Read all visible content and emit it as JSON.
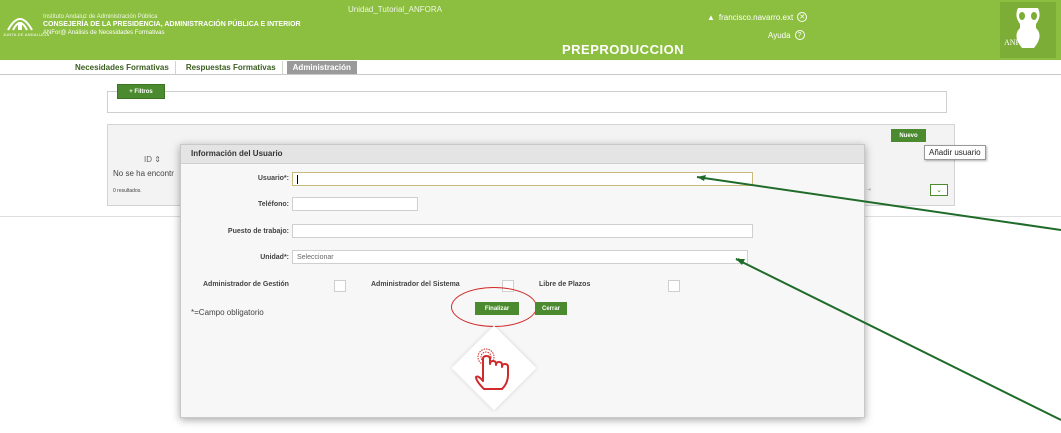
{
  "header": {
    "institute_line1": "Instituto Andaluz de Administración Pública",
    "institute_line2": "CONSEJERÍA DE LA PRESIDENCIA, ADMINISTRACIÓN PÚBLICA E INTERIOR",
    "institute_line3": "ANFor@ Análisis de Necesidades Formativas",
    "junta_label": "JUNTA DE ANDALUCIA",
    "app_title": "Unidad_Tutorial_ANFORA",
    "user_name": "francisco.navarro.ext",
    "help_label": "Ayuda",
    "environment": "PREPRODUCCION",
    "brand": "ANFora",
    "color": "#8cbf3f"
  },
  "tabs": [
    {
      "label": "Necesidades Formativas",
      "active": false
    },
    {
      "label": "Respuestas Formativas",
      "active": false
    },
    {
      "label": "Administración",
      "active": true
    }
  ],
  "filters": {
    "button_label": "+ Filtros"
  },
  "results": {
    "new_button": "Nuevo",
    "tooltip": "Añadir usuario",
    "column_id": "ID ⇕",
    "no_results_text": "No se ha encontr",
    "count_text": "0 resultados.",
    "pager_icons": "⇤ ⇥"
  },
  "modal": {
    "title": "Información del Usuario",
    "usuario_label": "Usuario*:",
    "usuario_value": "",
    "telefono_label": "Teléfono:",
    "telefono_value": "",
    "puesto_label": "Puesto de trabajo:",
    "puesto_value": "",
    "unidad_label": "Unidad*:",
    "unidad_value": "Seleccionar",
    "checkbox_admin_gestion": "Administrador de Gestión",
    "checkbox_admin_sistema": "Administrador del Sistema",
    "checkbox_libre_plazos": "Libre de Plazos",
    "required_note": "*=Campo obligatorio",
    "finalize_button": "Finalizar",
    "close_button": "Cerrar"
  },
  "colors": {
    "accent": "#4b8a2e",
    "highlight": "#d12b2b",
    "arrow": "#1f6b2a"
  }
}
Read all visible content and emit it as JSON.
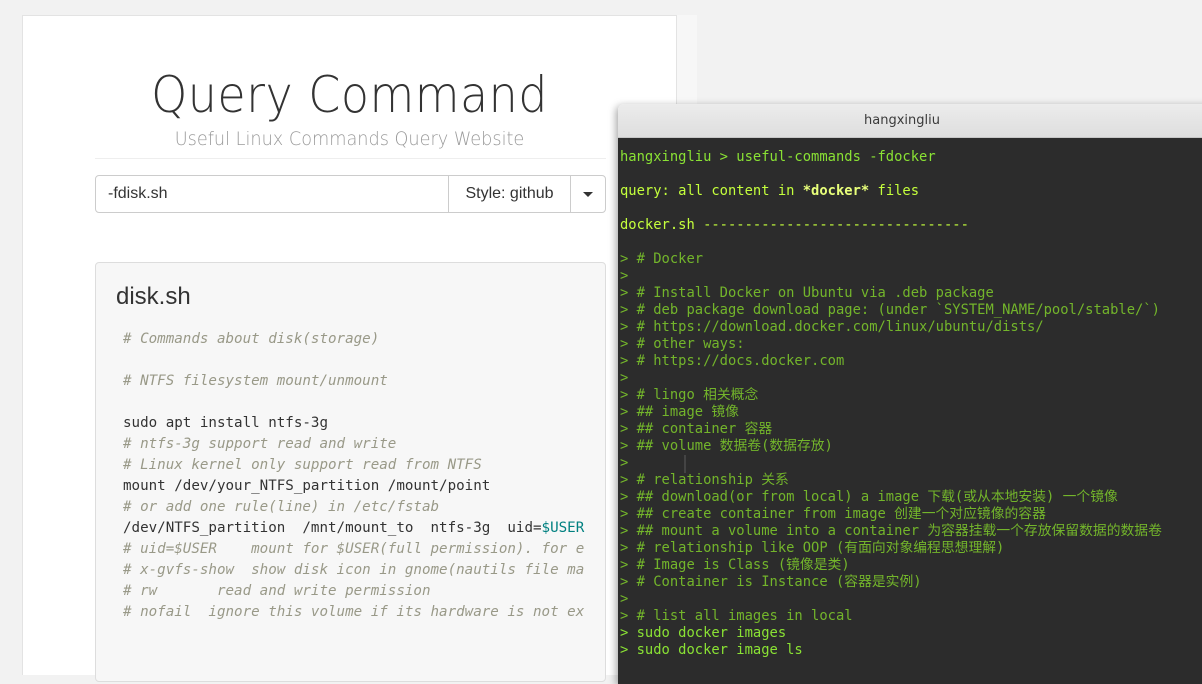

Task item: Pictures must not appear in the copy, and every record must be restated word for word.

Task response:
Read all visible content and emit it as JSON.
{
  "header": {
    "institute_line1": "Instituto Andaluz de Administración Pública",
    "institute_line2": "CONSEJERÍA DE LA PRESIDENCIA, ADMINISTRACIÓN PÚBLICA E INTERIOR",
    "institute_line3": "ANFor@ Análisis de Necesidades Formativas",
    "junta_label": "JUNTA DE ANDALUCIA",
    "app_title": "Unidad_Tutorial_ANFORA",
    "user_name": "francisco.navarro.ext",
    "help_label": "Ayuda",
    "environment": "PREPRODUCCION",
    "brand": "ANFora",
    "color": "#8cbf3f"
  },
  "tabs": [
    {
      "label": "Necesidades Formativas",
      "active": false
    },
    {
      "label": "Respuestas Formativas",
      "active": false
    },
    {
      "label": "Administración",
      "active": true
    }
  ],
  "filters": {
    "button_label": "+ Filtros"
  },
  "results": {
    "new_button": "Nuevo",
    "tooltip": "Añadir usuario",
    "column_id": "ID ⇕",
    "no_results_text": "No se ha encontr",
    "count_text": "0 resultados.",
    "pager_icons": "⇤ ⇥"
  },
  "modal": {
    "title": "Información del Usuario",
    "usuario_label": "Usuario*:",
    "usuario_value": "",
    "telefono_label": "Teléfono:",
    "telefono_value": "",
    "puesto_label": "Puesto de trabajo:",
    "puesto_value": "",
    "unidad_label": "Unidad*:",
    "unidad_value": "Seleccionar",
    "checkbox_admin_gestion": "Administrador de Gestión",
    "checkbox_admin_sistema": "Administrador del Sistema",
    "checkbox_libre_plazos": "Libre de Plazos",
    "required_note": "*=Campo obligatorio",
    "finalize_button": "Finalizar",
    "close_button": "Cerrar"
  },
  "colors": {
    "accent": "#4b8a2e",
    "highlight": "#d12b2b",
    "arrow": "#1f6b2a"
  }
}
Read all visible content and emit it as JSON.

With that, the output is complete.